What does it actually mean, and how does it work? What are its advantages in the case of encrypting and authenticating streams?
It looks like the first paper you linked hints at an explanation.
From what I can tell the idea is the same as with "intermediate tags", that is you have an instance of your cipher and you process all the data up to some point, then create a MAC-tag, insert it into the data stream for later verification and continue with the very same instance to process more data. The paper says:
With appropriate domain-separating padding the security proofs allow the sponge states to be used for any number of consecutive authenticated messages (“MAC-and-Continue”) without the need for sequence numbers, and re-keying.
So why should one want to do this?
TL;DR: It's a "nice feature" to the programmer and data structure designer.
Strictly speaking you cannot be sure of the security of a decrypted message until you have fully verified the integrity of the entire message. That means if your message is 1MB you have to authenticate and decrypt the entire 1MB message before your crypto implementation should pass it on to the application. And with usual modes the tag marks the end of the message meaning you have to potentially re-initialize instances and worry about what the new nonce shall be. "Mac-and-Continue" simplifies that in that you can just insert a tag pretty much anywhere in the 1MB chunk and then all the data up to that tag is authenticated, meaning it can be handed to the application much sooner than expected.
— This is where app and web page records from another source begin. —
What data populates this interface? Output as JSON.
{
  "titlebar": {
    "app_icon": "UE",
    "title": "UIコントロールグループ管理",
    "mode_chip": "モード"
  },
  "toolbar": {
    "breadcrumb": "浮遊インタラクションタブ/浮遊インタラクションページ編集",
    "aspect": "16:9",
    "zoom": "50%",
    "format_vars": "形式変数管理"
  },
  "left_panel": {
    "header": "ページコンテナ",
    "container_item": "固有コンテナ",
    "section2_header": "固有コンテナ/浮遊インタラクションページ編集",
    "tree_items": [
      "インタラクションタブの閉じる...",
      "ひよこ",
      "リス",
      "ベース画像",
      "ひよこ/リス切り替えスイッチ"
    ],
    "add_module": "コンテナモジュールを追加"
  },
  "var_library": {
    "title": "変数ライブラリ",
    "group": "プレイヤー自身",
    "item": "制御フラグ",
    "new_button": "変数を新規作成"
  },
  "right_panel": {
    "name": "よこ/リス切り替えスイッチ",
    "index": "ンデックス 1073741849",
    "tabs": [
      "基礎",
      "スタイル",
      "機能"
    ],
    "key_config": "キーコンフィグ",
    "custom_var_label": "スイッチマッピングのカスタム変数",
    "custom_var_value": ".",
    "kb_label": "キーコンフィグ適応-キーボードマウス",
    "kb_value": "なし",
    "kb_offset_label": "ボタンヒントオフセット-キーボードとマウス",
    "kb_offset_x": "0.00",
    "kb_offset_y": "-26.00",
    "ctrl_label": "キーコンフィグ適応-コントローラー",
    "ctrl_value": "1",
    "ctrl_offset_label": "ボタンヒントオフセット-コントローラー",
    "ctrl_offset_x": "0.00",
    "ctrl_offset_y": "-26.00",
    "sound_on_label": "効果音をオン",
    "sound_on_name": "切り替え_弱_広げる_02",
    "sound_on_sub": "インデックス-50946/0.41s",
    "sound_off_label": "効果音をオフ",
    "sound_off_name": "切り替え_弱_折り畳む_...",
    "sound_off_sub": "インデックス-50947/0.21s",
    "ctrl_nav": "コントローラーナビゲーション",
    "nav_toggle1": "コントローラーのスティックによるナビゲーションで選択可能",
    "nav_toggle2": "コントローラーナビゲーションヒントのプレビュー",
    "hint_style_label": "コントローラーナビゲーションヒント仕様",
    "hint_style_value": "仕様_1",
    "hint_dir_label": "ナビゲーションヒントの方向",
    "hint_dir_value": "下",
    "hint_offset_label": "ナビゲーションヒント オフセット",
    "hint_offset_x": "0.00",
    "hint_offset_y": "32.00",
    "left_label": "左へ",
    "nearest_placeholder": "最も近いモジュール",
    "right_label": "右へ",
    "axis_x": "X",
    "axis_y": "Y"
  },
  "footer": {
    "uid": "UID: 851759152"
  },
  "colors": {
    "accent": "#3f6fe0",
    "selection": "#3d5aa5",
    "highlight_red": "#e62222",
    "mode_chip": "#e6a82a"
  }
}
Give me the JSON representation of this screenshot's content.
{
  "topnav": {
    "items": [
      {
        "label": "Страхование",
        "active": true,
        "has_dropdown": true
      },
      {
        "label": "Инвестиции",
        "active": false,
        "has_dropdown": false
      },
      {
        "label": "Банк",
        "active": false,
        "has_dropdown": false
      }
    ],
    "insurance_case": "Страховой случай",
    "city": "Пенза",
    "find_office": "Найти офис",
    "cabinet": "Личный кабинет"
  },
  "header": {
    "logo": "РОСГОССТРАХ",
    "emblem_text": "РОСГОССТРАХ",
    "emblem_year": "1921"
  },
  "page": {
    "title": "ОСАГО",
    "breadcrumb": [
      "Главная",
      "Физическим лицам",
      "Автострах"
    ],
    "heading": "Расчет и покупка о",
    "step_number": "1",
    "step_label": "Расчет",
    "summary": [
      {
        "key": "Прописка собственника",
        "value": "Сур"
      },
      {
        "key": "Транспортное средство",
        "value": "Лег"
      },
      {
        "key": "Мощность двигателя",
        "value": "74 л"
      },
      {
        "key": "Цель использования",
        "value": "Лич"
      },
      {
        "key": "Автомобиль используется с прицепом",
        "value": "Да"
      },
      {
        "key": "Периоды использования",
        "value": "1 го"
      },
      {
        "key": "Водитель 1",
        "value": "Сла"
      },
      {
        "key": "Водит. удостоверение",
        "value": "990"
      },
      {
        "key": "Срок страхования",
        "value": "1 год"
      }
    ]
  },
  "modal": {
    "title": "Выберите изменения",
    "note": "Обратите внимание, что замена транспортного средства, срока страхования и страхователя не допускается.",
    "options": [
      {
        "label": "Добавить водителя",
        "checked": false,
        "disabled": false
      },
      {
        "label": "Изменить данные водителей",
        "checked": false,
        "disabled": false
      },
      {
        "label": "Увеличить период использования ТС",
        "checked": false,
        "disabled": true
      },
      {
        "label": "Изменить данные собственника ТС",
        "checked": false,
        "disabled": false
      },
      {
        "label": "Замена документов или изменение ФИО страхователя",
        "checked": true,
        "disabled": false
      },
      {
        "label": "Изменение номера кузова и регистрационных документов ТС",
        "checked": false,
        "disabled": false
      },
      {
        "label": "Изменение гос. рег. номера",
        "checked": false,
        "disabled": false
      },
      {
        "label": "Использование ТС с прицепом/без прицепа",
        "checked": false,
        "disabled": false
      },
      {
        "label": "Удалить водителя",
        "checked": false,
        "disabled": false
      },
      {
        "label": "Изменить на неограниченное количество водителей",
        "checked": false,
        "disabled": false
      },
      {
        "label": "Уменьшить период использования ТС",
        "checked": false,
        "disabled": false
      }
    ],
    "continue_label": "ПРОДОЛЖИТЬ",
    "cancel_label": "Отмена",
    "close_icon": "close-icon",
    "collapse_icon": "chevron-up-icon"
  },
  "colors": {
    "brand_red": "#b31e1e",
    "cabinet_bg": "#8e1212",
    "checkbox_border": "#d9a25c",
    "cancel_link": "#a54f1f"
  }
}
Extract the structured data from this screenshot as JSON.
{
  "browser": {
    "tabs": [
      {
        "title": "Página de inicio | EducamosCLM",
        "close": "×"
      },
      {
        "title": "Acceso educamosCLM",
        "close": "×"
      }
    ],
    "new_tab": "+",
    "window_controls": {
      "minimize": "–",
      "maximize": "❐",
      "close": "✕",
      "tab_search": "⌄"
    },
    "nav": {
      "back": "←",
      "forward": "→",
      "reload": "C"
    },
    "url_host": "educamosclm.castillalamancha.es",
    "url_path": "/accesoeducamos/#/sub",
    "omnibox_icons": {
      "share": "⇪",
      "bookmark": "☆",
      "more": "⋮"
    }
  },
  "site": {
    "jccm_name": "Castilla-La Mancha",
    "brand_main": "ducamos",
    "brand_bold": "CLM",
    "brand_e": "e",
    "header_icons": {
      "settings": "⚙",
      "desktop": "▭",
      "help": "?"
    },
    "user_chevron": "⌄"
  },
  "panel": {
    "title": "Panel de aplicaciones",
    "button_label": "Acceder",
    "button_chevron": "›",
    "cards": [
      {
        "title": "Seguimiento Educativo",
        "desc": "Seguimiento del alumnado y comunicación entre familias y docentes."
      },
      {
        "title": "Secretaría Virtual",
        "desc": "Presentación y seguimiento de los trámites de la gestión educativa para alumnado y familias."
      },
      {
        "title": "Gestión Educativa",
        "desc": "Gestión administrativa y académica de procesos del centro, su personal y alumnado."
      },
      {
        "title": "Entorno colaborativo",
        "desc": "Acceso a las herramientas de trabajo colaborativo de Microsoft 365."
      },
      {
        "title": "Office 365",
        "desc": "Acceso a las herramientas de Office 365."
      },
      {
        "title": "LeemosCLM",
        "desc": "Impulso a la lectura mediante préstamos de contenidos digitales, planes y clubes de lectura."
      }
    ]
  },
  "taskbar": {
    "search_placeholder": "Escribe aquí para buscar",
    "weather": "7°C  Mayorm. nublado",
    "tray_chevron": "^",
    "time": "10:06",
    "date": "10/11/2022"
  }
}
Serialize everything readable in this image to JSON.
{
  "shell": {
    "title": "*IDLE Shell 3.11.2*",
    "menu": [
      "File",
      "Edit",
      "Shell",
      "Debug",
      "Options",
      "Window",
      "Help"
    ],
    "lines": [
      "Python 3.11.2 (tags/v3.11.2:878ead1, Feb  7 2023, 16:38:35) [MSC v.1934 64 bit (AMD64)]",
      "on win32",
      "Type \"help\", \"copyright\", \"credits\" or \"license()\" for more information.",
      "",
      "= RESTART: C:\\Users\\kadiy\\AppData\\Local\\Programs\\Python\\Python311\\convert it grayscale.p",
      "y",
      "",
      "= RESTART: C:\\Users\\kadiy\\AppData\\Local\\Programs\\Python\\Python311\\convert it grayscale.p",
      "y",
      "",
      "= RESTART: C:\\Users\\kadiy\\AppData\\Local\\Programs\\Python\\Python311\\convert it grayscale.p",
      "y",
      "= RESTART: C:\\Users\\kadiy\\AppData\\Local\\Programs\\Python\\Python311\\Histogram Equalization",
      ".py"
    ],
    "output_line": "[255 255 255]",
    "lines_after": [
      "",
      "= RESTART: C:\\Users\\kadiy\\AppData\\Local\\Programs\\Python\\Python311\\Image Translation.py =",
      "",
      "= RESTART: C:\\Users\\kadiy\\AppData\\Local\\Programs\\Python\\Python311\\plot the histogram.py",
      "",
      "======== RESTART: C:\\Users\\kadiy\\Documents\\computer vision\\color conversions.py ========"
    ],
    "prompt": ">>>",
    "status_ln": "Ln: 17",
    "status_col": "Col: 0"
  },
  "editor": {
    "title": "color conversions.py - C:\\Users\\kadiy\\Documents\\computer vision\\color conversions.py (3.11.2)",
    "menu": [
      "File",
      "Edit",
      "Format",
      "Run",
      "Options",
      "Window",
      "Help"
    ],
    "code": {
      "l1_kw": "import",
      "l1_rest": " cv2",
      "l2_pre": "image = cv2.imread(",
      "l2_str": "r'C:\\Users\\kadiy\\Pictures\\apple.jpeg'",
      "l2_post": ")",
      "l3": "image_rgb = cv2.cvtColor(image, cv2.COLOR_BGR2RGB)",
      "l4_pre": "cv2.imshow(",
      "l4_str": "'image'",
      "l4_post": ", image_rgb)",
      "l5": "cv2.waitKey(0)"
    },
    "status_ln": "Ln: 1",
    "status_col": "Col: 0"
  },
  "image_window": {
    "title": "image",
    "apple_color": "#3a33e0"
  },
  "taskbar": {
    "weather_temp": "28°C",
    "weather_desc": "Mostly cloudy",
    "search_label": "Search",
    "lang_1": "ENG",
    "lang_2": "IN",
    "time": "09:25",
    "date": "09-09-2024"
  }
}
This helps to reduce buffer sizes, reduce latency (as you have less to process before being able to pass it on) and it eliminates the worries you would have if you had to manually design a mode that has chunks (which means defining nonces, protecting against re-ordering attacks and re-initializing your mode object).